And that is how Saklatvala was used. Sometimes his role was of crucial importance, such as constant protests against the jailing of Party leaders in the anti-communist clampdown of 1925 (he himself was jailed for two months for a speech he made on the eve of the General Strike the following year). It was he who presented the 300,000-signature petition to parliament demanding their release.

Frequently he was advised by the CC as to the exact intervention he should make in parliamentary debates. He was increasingly portrayed - correctly - as the only genuine campaigner for socialism in the House of Commons. In the introduction to one of three CPGB pamphlets, consisting entirely of his parliamentary speeches, the Party wrote:

“Bearing in mind that Saklatvala stands alone in the House, hated and detested by the entire block of Labour members, from whom he got nothing but jeers during his speech - limited as it was to 40 minutes - it was a great achievement” (Socialism and Labourism 1928).

During the whole of his time as a Party tribune, Saklatvala was subject to constant intimidatory pressure from the state. He was under permanent surveillance and his mail was continually opened. Fearing that his presence in India could spark uncontrollable rebellion in the British colony, the government prevented him from returning to his homeland right up to his death in 1936.

His personal and political behaviour was criticised on occasion by the Party. In 1927 his five children were initiated into the Parsee religion in an elaborate ceremony which he and several establishment politicians attended. The Party issued a public statement censuring the comrade for taking part in “a public religious ceremony associated with his name”: The Party, it said,

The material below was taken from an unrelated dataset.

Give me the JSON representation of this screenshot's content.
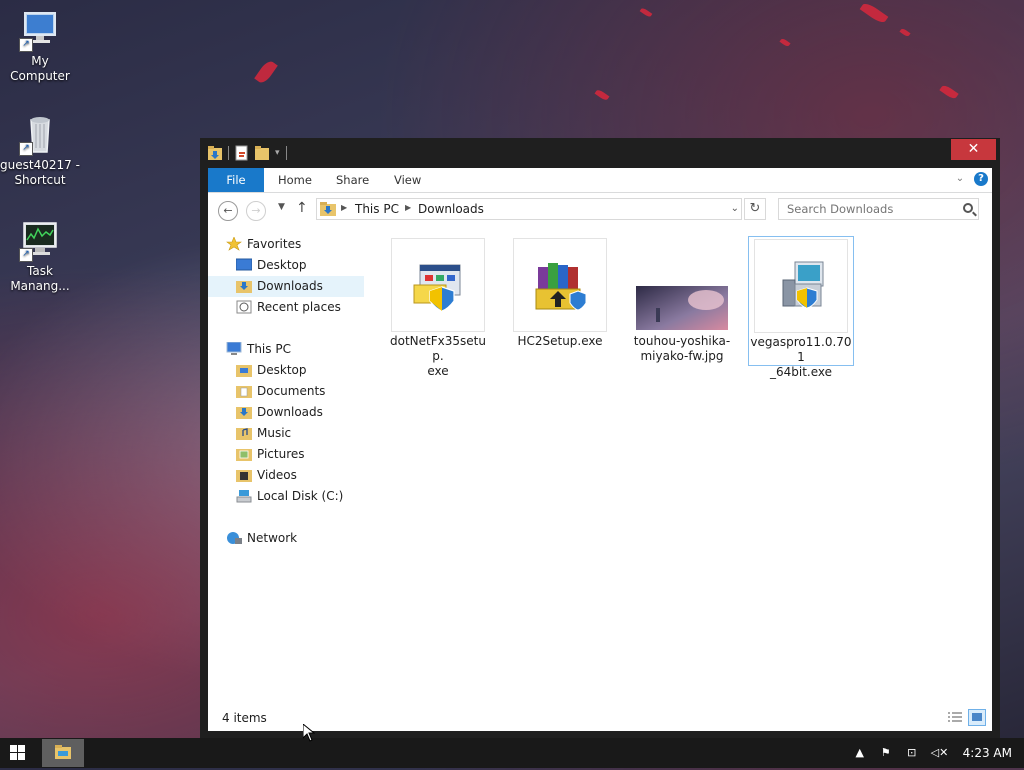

“does not require of its members that they should be atheists as a condition for joining the Party. However, the Communist Party insists that they shall not actively participate in religious propaganda” (Workers Life August 5 1927).

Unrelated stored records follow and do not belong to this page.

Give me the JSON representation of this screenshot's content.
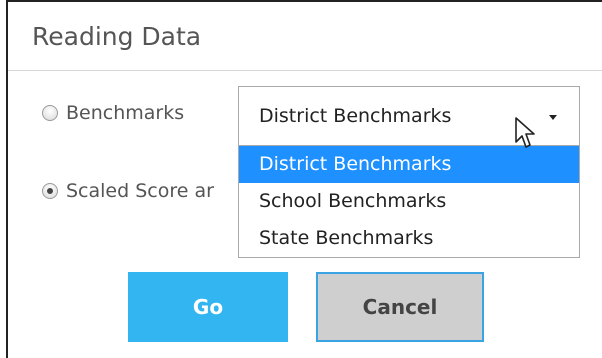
{
  "panel": {
    "title": "Reading Data"
  },
  "options": {
    "benchmarks_label": "Benchmarks",
    "scaled_score_label": "Scaled Score ar"
  },
  "select": {
    "value": "District Benchmarks",
    "items": [
      "District Benchmarks",
      "School Benchmarks",
      "State Benchmarks"
    ]
  },
  "buttons": {
    "go": "Go",
    "cancel": "Cancel"
  },
  "colors": {
    "go_button": "#33b5f2",
    "selected_option": "#1e90ff",
    "cancel_button": "#cfcfcf"
  }
}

In 1928 he came under fire for his fulsome praise of a retiring parliamentary speaker. He also travelled to Berlin without the prior approval of the Central Committee and made a speech which was condemned by the German Communist Party.

The leadership’s reaction to these incidents, far from expelling him from the Party as some had demanded, was to attempt to exercise a firmer control over his actions. In his parliamentary role Shapurji Saklatvala was far too valuable an asset to lose, not only for the CPGB, but for the whole working class.

Peter Manson